** Opening DATA block **
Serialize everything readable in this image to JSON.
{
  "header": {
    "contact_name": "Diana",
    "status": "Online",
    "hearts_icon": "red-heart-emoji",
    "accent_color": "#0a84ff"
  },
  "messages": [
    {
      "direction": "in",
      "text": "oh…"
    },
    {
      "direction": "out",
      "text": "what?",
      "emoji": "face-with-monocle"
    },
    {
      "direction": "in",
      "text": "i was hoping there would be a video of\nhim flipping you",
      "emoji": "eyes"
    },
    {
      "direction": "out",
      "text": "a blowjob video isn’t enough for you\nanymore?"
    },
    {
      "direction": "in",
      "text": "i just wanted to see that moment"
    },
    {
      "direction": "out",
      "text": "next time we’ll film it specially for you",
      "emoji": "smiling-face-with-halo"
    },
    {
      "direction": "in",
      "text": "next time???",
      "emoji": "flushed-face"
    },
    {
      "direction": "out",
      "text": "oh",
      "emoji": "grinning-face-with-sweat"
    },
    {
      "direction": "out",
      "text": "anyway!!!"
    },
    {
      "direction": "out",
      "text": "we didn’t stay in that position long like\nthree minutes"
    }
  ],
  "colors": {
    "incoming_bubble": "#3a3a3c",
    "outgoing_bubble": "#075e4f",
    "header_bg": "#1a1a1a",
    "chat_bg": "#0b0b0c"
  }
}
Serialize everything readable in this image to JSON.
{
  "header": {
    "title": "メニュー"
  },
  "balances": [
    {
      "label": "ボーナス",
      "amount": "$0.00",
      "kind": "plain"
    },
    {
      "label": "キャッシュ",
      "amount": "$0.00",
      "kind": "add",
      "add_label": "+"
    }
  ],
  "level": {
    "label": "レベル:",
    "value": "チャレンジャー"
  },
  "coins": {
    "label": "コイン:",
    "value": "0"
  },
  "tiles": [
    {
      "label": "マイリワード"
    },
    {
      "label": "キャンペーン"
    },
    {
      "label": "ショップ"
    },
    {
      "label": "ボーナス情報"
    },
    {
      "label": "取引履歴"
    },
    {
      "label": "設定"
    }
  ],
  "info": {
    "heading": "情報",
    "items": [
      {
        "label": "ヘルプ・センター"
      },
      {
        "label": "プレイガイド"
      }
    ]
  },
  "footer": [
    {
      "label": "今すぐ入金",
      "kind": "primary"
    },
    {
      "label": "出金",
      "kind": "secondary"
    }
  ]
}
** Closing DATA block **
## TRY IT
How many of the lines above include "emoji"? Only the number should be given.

## EXERCISE RESPONSE
6